Opponents of gay marriage are being demonized. Not just disagreed with but condemned, attacked, and boycotted. That’s what Chick-fil-A is learning after the president of the chicken sandwich chain told an interview that he supports traditional families. Not just gays but liberals and right-thinking forces of tolerance everywhere are seeking to punish the company. The whole city of Boston is trying to keep it out of town. But the interview and the controversial pro-family comments were not even about gay marriage, as Terry Mattingly has shown. Matthew J. Franck explains:
The highly successful Atlanta-based restaurant chain Chick-fil-A has been much in the news these days, because president and chief operating officer Dan Cathy (whose father founded the family-owned business) apparently came out in opposition to same-sex marriage. Or did he?
Terry Mattingly of the indispensable GetReligion site, which tracks all sorts of journalistic coverage of religion, first called attention to the manufacturing of a misleading story here.
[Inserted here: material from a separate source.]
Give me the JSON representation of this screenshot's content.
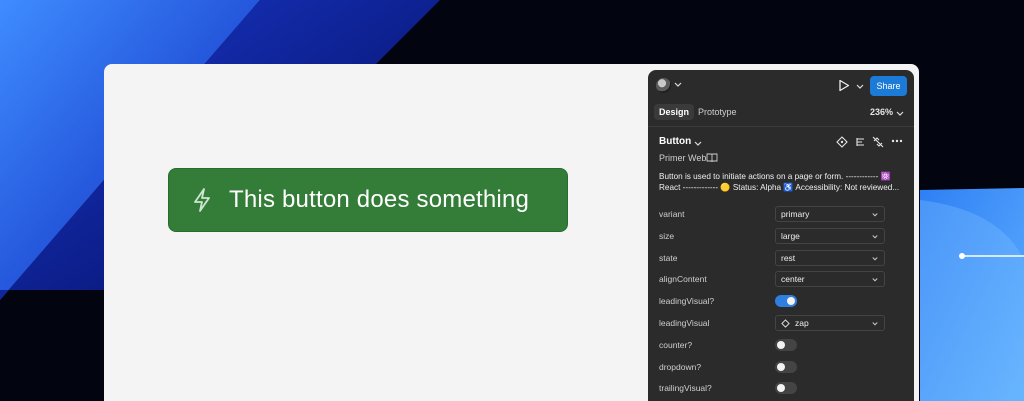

In an interview with a writer for the Baptist Press, Cathy was asked about the company’s “support of the traditional family.” His response was, “Well, guilty as charged.” And he went on to talk about the company’s commitment “to do anything we possibly can to strengthen families,” because many of the individual restaurants are family-run operations, and because the Cathy family and their company believe, as Christians, in family-friendly policies. (Their Christian faith and their desire to support families account for the restaurant chain’s being closed on Sundays, for instance, a decision by which the company forgoes many millions in annual revenue.)
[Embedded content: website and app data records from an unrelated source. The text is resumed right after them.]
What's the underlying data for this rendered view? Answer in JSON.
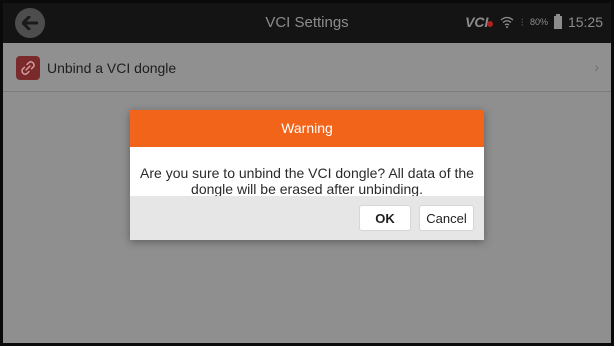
{
  "header": {
    "title": "VCI Settings",
    "back_icon": "back-arrow-icon",
    "status": {
      "vci_logo": "VCI",
      "wifi_icon": "wifi-icon",
      "battery_percent": "80%",
      "time": "15:25"
    }
  },
  "list": {
    "items": [
      {
        "label": "Unbind a VCI dongle",
        "icon": "unlink-icon",
        "chevron": "›"
      }
    ]
  },
  "dialog": {
    "title": "Warning",
    "message": "Are you sure to unbind the VCI dongle? All data of the dongle will be erased after unbinding.",
    "ok_label": "OK",
    "cancel_label": "Cancel"
  },
  "colors": {
    "accent": "#f26419",
    "overlay": "#8f8f8f",
    "topbar": "#141414",
    "unbind_icon_bg": "#7a2a2a"
  }
}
At no point in the Baptist Press article did Dan Cathy say a word about the issue of same-sex marriage. The nearest the piece comes to the subject is when the reporter writes, “Some have opposed the company’s support of the traditional family.” The immediate sequel is the remark of Cathy’s I quoted above. But who are those opponents of the company’s policies? We are never told. Is it fair to surmise the reporter is alluding to advocates of same-sex marriage? Maybe, but it’s far from certain. And Dan Cathy is not, repeat not, on the record in this story as taking any position on that issue.
This did not stop CNN and many other outlets from reporting on the “comments of company President Dan Cathy about gay marriage.” And so a manufactured firestorm began.
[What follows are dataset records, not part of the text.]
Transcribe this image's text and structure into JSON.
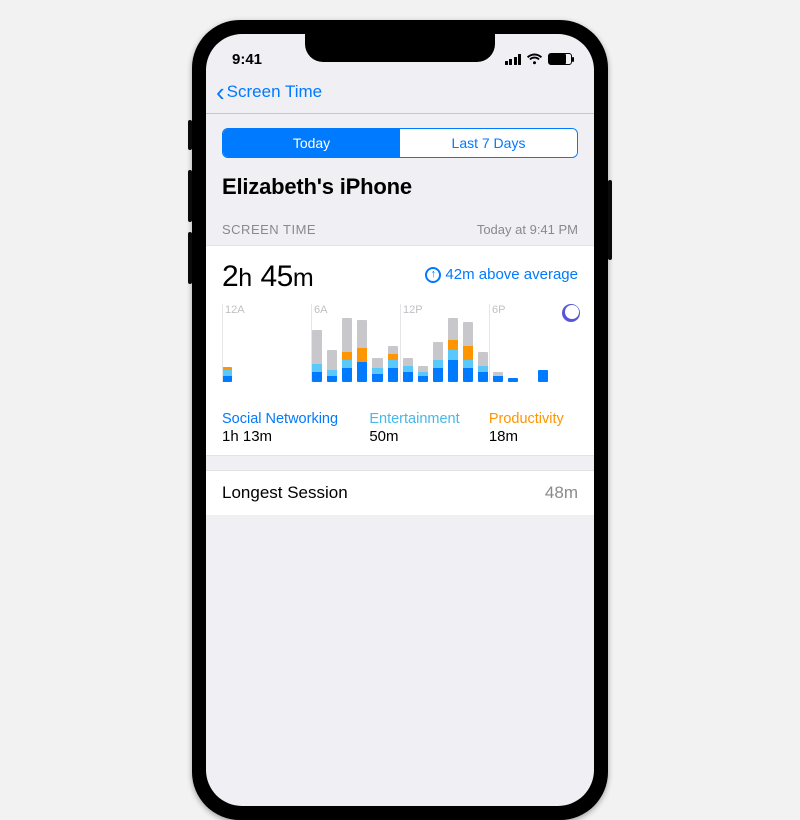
{
  "status": {
    "time": "9:41"
  },
  "nav": {
    "back_label": "Screen Time"
  },
  "tabs": {
    "today": "Today",
    "last7": "Last 7 Days"
  },
  "device_name": "Elizabeth's iPhone",
  "section": {
    "label": "SCREEN TIME",
    "timestamp": "Today at 9:41 PM"
  },
  "total": {
    "h": "2",
    "m": "45",
    "delta": "42m above average"
  },
  "legend": {
    "social": {
      "label": "Social Networking",
      "value": "1h 13m"
    },
    "ent": {
      "label": "Entertainment",
      "value": "50m"
    },
    "prod": {
      "label": "Productivity",
      "value": "18m"
    }
  },
  "longest_session": {
    "label": "Longest Session",
    "value": "48m"
  },
  "chart_data": {
    "type": "bar",
    "note": "Stacked hourly screen-time bars. Values are approximate pixel heights (relative minutes) read from the image; categories mapped to social/entertainment/productivity/other(gray). Ticks at 12A,6A,12P,6P.",
    "ticks": [
      "12A",
      "6A",
      "12P",
      "6P"
    ],
    "hours": 24,
    "series_order": [
      "social",
      "entertainment",
      "productivity",
      "other"
    ],
    "colors": {
      "social": "#007aff",
      "entertainment": "#5ac8fa",
      "productivity": "#ff9500",
      "other": "#c7c7cc"
    },
    "bars": [
      {
        "social": 6,
        "entertainment": 6,
        "productivity": 3,
        "other": 0
      },
      {
        "social": 0,
        "entertainment": 0,
        "productivity": 0,
        "other": 0
      },
      {
        "social": 0,
        "entertainment": 0,
        "productivity": 0,
        "other": 0
      },
      {
        "social": 0,
        "entertainment": 0,
        "productivity": 0,
        "other": 0
      },
      {
        "social": 0,
        "entertainment": 0,
        "productivity": 0,
        "other": 0
      },
      {
        "social": 0,
        "entertainment": 0,
        "productivity": 0,
        "other": 0
      },
      {
        "social": 10,
        "entertainment": 8,
        "productivity": 0,
        "other": 34
      },
      {
        "social": 6,
        "entertainment": 6,
        "productivity": 0,
        "other": 20
      },
      {
        "social": 14,
        "entertainment": 8,
        "productivity": 8,
        "other": 34
      },
      {
        "social": 20,
        "entertainment": 0,
        "productivity": 14,
        "other": 28
      },
      {
        "social": 8,
        "entertainment": 6,
        "productivity": 0,
        "other": 10
      },
      {
        "social": 14,
        "entertainment": 8,
        "productivity": 6,
        "other": 8
      },
      {
        "social": 10,
        "entertainment": 6,
        "productivity": 0,
        "other": 8
      },
      {
        "social": 6,
        "entertainment": 4,
        "productivity": 0,
        "other": 6
      },
      {
        "social": 14,
        "entertainment": 8,
        "productivity": 0,
        "other": 18
      },
      {
        "social": 22,
        "entertainment": 10,
        "productivity": 10,
        "other": 22
      },
      {
        "social": 14,
        "entertainment": 8,
        "productivity": 14,
        "other": 24
      },
      {
        "social": 10,
        "entertainment": 6,
        "productivity": 0,
        "other": 14
      },
      {
        "social": 6,
        "entertainment": 0,
        "productivity": 0,
        "other": 4
      },
      {
        "social": 4,
        "entertainment": 0,
        "productivity": 0,
        "other": 0
      },
      {
        "social": 0,
        "entertainment": 0,
        "productivity": 0,
        "other": 0
      },
      {
        "social": 12,
        "entertainment": 0,
        "productivity": 0,
        "other": 0
      },
      {
        "social": 0,
        "entertainment": 0,
        "productivity": 0,
        "other": 0
      },
      {
        "social": 0,
        "entertainment": 0,
        "productivity": 0,
        "other": 0
      }
    ]
  }
}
He goes on to trace how the story grew and took on a life of its own.
But say the president of Chick-fil-A did say that he opposes gay marriage. Is it not going to be allowed for anyone to oppose gay marriage? Companies openly support the gay rights movement, and conservatives are chided if they consider a boycott. But companies aren’t allowed to take the opposite–that is, the traditional–position? Should companies be neutral about such issues in their philanthropic contributions? If so, shouldn’t people who work for the companies or who run them have the right to express their opinions? Should companies be punished for what their employees believe? Should anyone or any corporation be punished for what they believe?